> [PROMPT] Each line of the data that includes the string "true" is to be copied out.

Entries from a dataset of interfaces:
━━━━━━━━━━━━━━━━
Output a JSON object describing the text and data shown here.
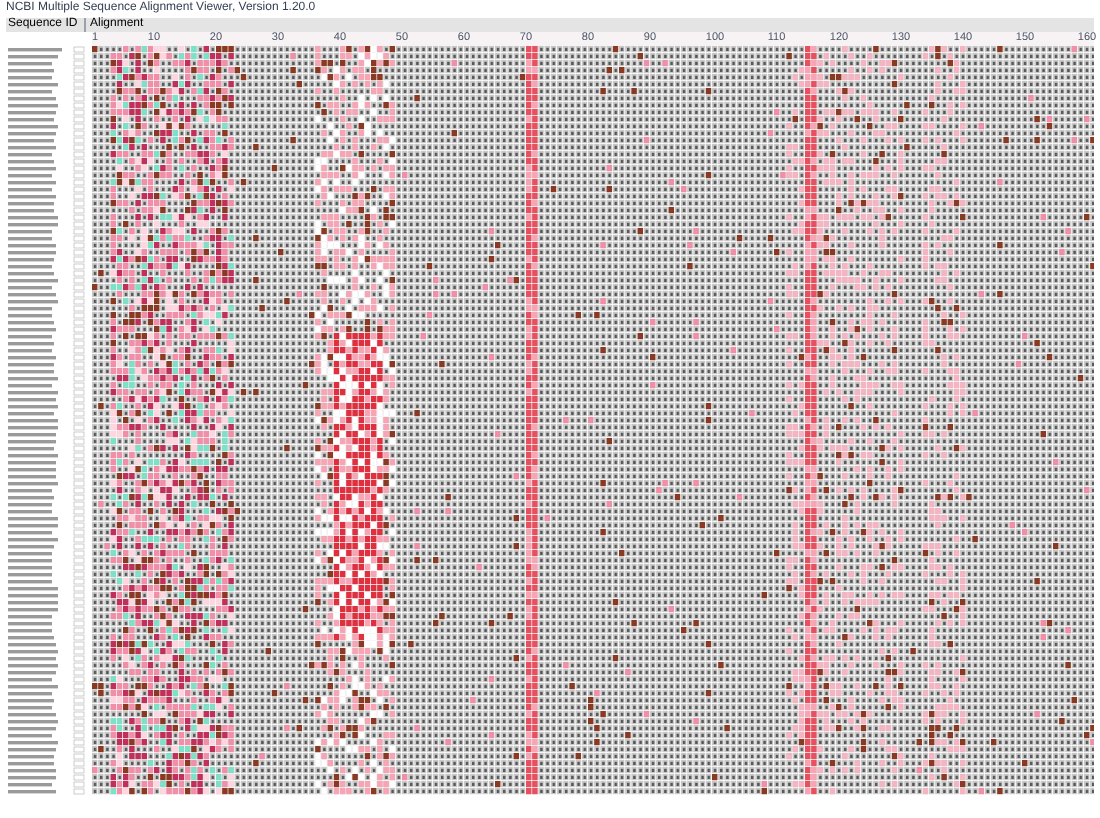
{
  "window": {
    "title": "NCBI Multiple Sequence Alignment Viewer, Version 1.20.0"
  },
  "headers": {
    "sequence_id": "Sequence ID",
    "alignment": "Alignment"
  },
  "ruler": [
    "1",
    "10",
    "20",
    "30",
    "40",
    "50",
    "60",
    "70",
    "80",
    "90",
    "100",
    "110",
    "120",
    "130",
    "140",
    "150",
    "160"
  ]
}
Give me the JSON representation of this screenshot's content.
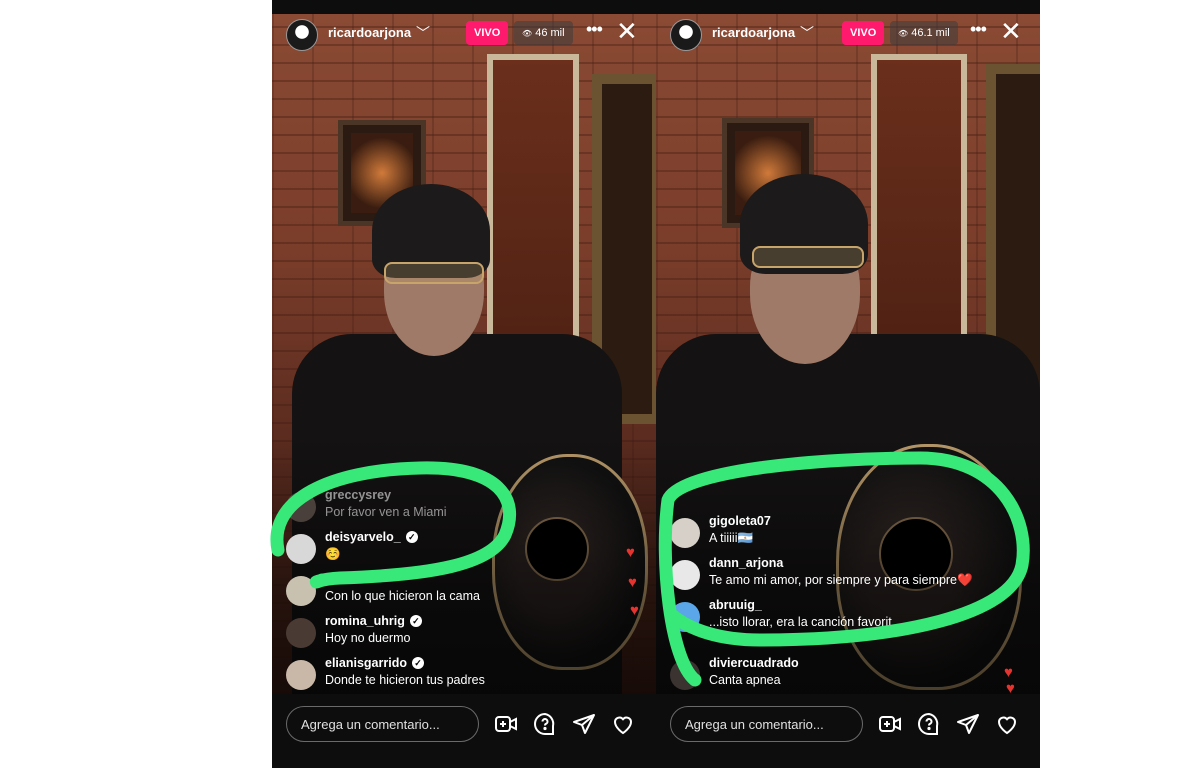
{
  "colors": {
    "live": "#ff1a6e",
    "annotation": "#38e878",
    "heart": "#e3342f"
  },
  "panels": [
    {
      "username": "ricardoarjona",
      "live_label": "VIVO",
      "viewers": "46 mil",
      "comments": [
        {
          "user": "greccysrey",
          "text": "Por favor ven a Miami",
          "verified": false,
          "faded": true
        },
        {
          "user": "deisyarvelo_",
          "text": "☺️",
          "verified": true,
          "faded": false
        },
        {
          "user": "",
          "text": "Con lo que hicieron la cama",
          "verified": false,
          "faded": false
        },
        {
          "user": "romina_uhrig",
          "text": "Hoy no duermo",
          "verified": true,
          "faded": false
        },
        {
          "user": "elianisgarrido",
          "text": "Donde te hicieron tus padres",
          "verified": true,
          "faded": false
        }
      ],
      "input_placeholder": "Agrega un comentario..."
    },
    {
      "username": "ricardoarjona",
      "live_label": "VIVO",
      "viewers": "46.1 mil",
      "comments": [
        {
          "user": "gigoleta07",
          "text": "A tiiiii🇦🇷",
          "verified": false,
          "faded": false
        },
        {
          "user": "dann_arjona",
          "text": "Te amo mi amor, por siempre y para siempre❤️",
          "verified": false,
          "faded": false
        },
        {
          "user": "abruuig_",
          "text": "...isto llorar, era la canción favorit...",
          "verified": false,
          "faded": false
        },
        {
          "user": "diviercuadrado",
          "text": "Canta apnea",
          "verified": false,
          "faded": false
        }
      ],
      "input_placeholder": "Agrega un comentario..."
    }
  ],
  "icons": {
    "add_guest": "video-plus-icon",
    "question": "question-icon",
    "share": "send-icon",
    "like": "heart-icon",
    "dropdown": "chevron-down-icon",
    "more": "more-horizontal-icon",
    "close": "close-icon",
    "viewers": "eye-icon"
  },
  "glyphs": {
    "chevron": "﹀",
    "more": "•••",
    "close": "✕",
    "eye": "👁",
    "verified": "✓",
    "heart": "♥"
  }
}
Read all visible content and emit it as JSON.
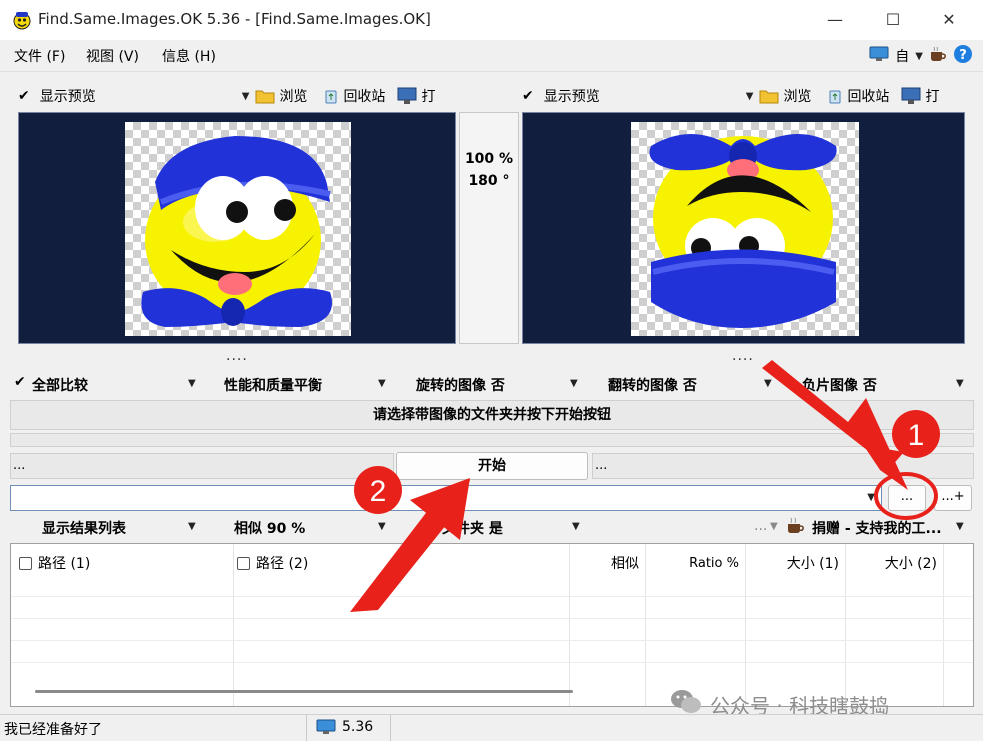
{
  "window": {
    "title": "Find.Same.Images.OK 5.36 - [Find.Same.Images.OK]",
    "minimize": "—",
    "maximize": "☐",
    "close": "✕"
  },
  "menu": {
    "file": "文件 (F)",
    "view": "视图 (V)",
    "info": "信息 (H)",
    "right_label": "自"
  },
  "left_pane": {
    "show_preview": "显示预览",
    "browse": "浏览",
    "recycle": "回收站",
    "open": "打"
  },
  "right_pane": {
    "show_preview": "显示预览",
    "browse": "浏览",
    "recycle": "回收站",
    "open": "打"
  },
  "center_info": {
    "similarity": "100 %",
    "rotation": "180 °"
  },
  "splitter_dots": "....",
  "options": {
    "compare_all": "全部比较",
    "balance": "性能和质量平衡",
    "rotated": "旋转的图像 否",
    "flipped": "翻转的图像 否",
    "negative": "负片图像 否"
  },
  "hint": "请选择带图像的文件夹并按下开始按钮",
  "left_field": "...",
  "start_button": "开始",
  "right_field": "...",
  "folder_input": "",
  "browse_button": "...",
  "add_button": "...+",
  "results_options": {
    "show_list": "显示结果列表",
    "similar": "相似 90 %",
    "subfolders": "子文件夹 是",
    "more": "...",
    "donate": "捐赠 - 支持我的工..."
  },
  "columns": {
    "path1": "路径 (1)",
    "path2": "路径 (2)",
    "similar": "相似",
    "ratio": "Ratio %",
    "size1": "大小 (1)",
    "size2": "大小 (2)"
  },
  "status": {
    "ready": "我已经准备好了",
    "version": "5.36"
  },
  "watermark": "公众号 · 科技瞎鼓捣",
  "annotations": {
    "marker1": "1",
    "marker2": "2",
    "color": "#e8211b"
  }
}
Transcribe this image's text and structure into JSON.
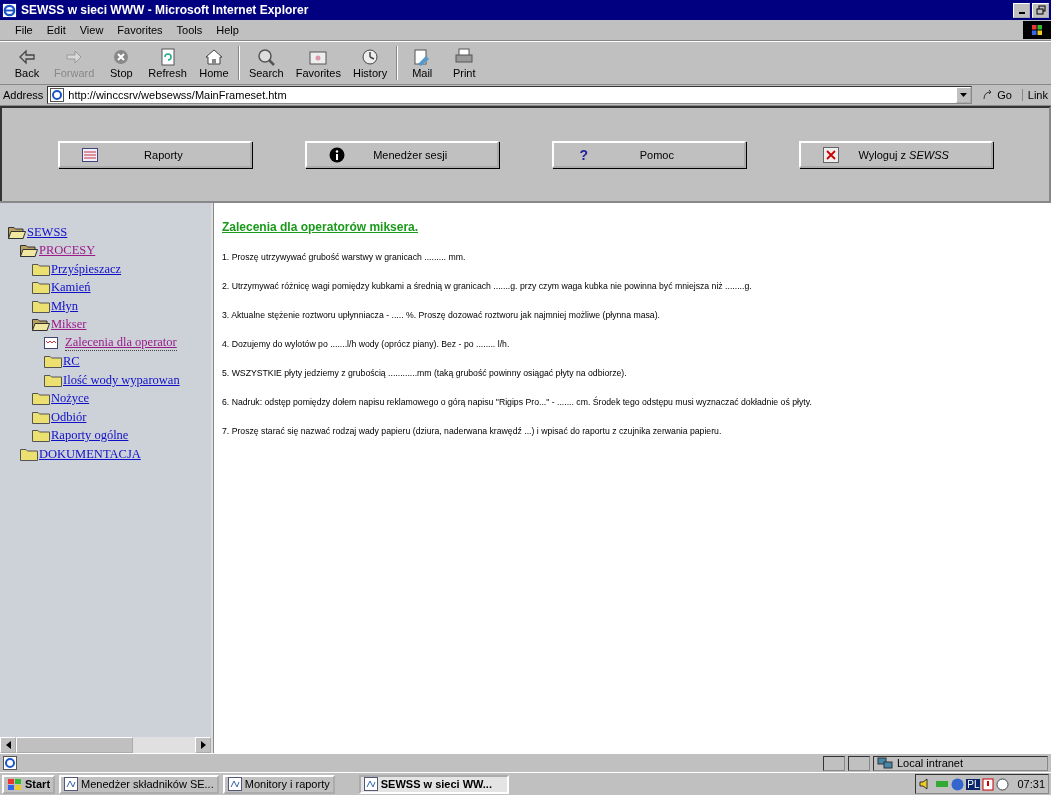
{
  "window": {
    "title": "SEWSS w sieci WWW - Microsoft Internet Explorer"
  },
  "menu": [
    "File",
    "Edit",
    "View",
    "Favorites",
    "Tools",
    "Help"
  ],
  "toolbar": [
    {
      "label": "Back",
      "disabled": false
    },
    {
      "label": "Forward",
      "disabled": true
    },
    {
      "label": "Stop",
      "disabled": false
    },
    {
      "label": "Refresh",
      "disabled": false
    },
    {
      "label": "Home",
      "disabled": false
    },
    {
      "label": "Search",
      "disabled": false
    },
    {
      "label": "Favorites",
      "disabled": false
    },
    {
      "label": "History",
      "disabled": false
    },
    {
      "label": "Mail",
      "disabled": false
    },
    {
      "label": "Print",
      "disabled": false
    }
  ],
  "address": {
    "label": "Address",
    "value": "http://winccsrv/websewss/MainFrameset.htm",
    "go": "Go",
    "links": "Link"
  },
  "top_buttons": [
    {
      "kind": "report",
      "label": "Raporty"
    },
    {
      "kind": "info",
      "label": "Menedżer sesji"
    },
    {
      "kind": "help",
      "icon": "?",
      "label": "Pomoc"
    },
    {
      "kind": "logout",
      "label": "Wyloguj z *SEWSS*"
    }
  ],
  "sidebar": {
    "tree": [
      {
        "label": "SEWSS",
        "kind": "folder",
        "expanded": true,
        "active": false,
        "children": [
          {
            "label": "PROCESY",
            "kind": "folder",
            "expanded": true,
            "active": true,
            "children": [
              {
                "label": "Przyśpieszacz",
                "kind": "folder",
                "expanded": false,
                "active": false
              },
              {
                "label": "Kamień",
                "kind": "folder",
                "expanded": false,
                "active": false
              },
              {
                "label": "Młyn",
                "kind": "folder",
                "expanded": false,
                "active": false
              },
              {
                "label": "Mikser",
                "kind": "folder",
                "expanded": true,
                "active": true,
                "children": [
                  {
                    "label": "Zalecenia dla operator",
                    "kind": "page",
                    "active": true
                  },
                  {
                    "label": "RC",
                    "kind": "folder",
                    "expanded": false,
                    "active": false
                  },
                  {
                    "label": "Ilość wody wyparowan",
                    "kind": "folder",
                    "expanded": false,
                    "active": false
                  }
                ]
              },
              {
                "label": "Nożyce",
                "kind": "folder",
                "expanded": false,
                "active": false
              },
              {
                "label": "Odbiór",
                "kind": "folder",
                "expanded": false,
                "active": false
              },
              {
                "label": "Raporty ogólne",
                "kind": "folder",
                "expanded": false,
                "active": false
              }
            ]
          },
          {
            "label": "DOKUMENTACJA",
            "kind": "folder",
            "expanded": false,
            "active": false
          }
        ]
      }
    ]
  },
  "content": {
    "heading": "Zalecenia dla operatorów miksera.",
    "items": [
      "1. Proszę utrzywywać grubość warstwy w granicach ......... mm.",
      "2. Utrzymywać różnicę wagi pomiędzy kubkami a średnią w granicach .......g. przy czym waga kubka nie powinna być mniejsza niż ........g.",
      "3. Aktualne stężenie roztworu upłynniacza - ..... %. Proszę dozować roztworu jak najmniej możliwe (płynna masa).",
      "4. Dozujemy do wylotów po .......l/h wody (oprócz piany). Bez - po ........ l/h.",
      "5. WSZYSTKIE płyty jedziemy z grubością ............mm (taką grubość powinny osiągać płyty na odbiorze).",
      "6. Nadruk: odstęp pomiędzy dołem napisu reklamowego o górą napisu \"Rigips Pro...\" - ....... cm. Środek tego odstępu musi wyznaczać dokładnie oś płyty.",
      "7. Proszę starać się nazwać rodzaj wady papieru (dziura, naderwana krawędź ...) i wpisać do raportu z czujnika zerwania papieru."
    ]
  },
  "status_bar": {
    "zone": "Local intranet"
  },
  "taskbar": {
    "start": "Start",
    "tasks": [
      {
        "label": "Menedżer składników SE...",
        "selected": false
      },
      {
        "label": "Monitory i raporty",
        "selected": false
      },
      {
        "label": "SEWSS w sieci WW...",
        "selected": true
      }
    ],
    "lang": "PL",
    "clock": "07:31"
  }
}
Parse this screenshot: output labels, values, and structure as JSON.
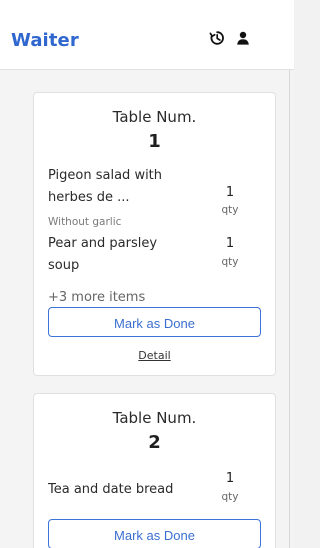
{
  "app": {
    "title": "Waiter",
    "accent_color": "#2f67cf"
  },
  "header": {
    "icons": [
      "history-icon",
      "user-icon"
    ]
  },
  "orders": [
    {
      "table_label": "Table Num.",
      "table_number": "1",
      "items": [
        {
          "name": "Pigeon salad with herbes de ...",
          "note": "Without garlic",
          "qty": "1",
          "qty_label": "qty"
        },
        {
          "name": "Pear and parsley soup",
          "note": "",
          "qty": "1",
          "qty_label": "qty"
        }
      ],
      "more_items": "+3 more items",
      "done_label": "Mark as Done",
      "detail_label": "Detail"
    },
    {
      "table_label": "Table Num.",
      "table_number": "2",
      "items": [
        {
          "name": "Tea and date bread",
          "note": "",
          "qty": "1",
          "qty_label": "qty"
        }
      ],
      "done_label": "Mark as Done"
    }
  ]
}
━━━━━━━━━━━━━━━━
> [YOUR SOLUTION]
          "faded": true
          "verified": true,
          "verified": true,
          "verified": true,
      "disabled": true
        "expanded": true,
            "expanded": true,
            "active": true,
                "expanded": true,
                "active": true,
                    "active": true
        "selected": true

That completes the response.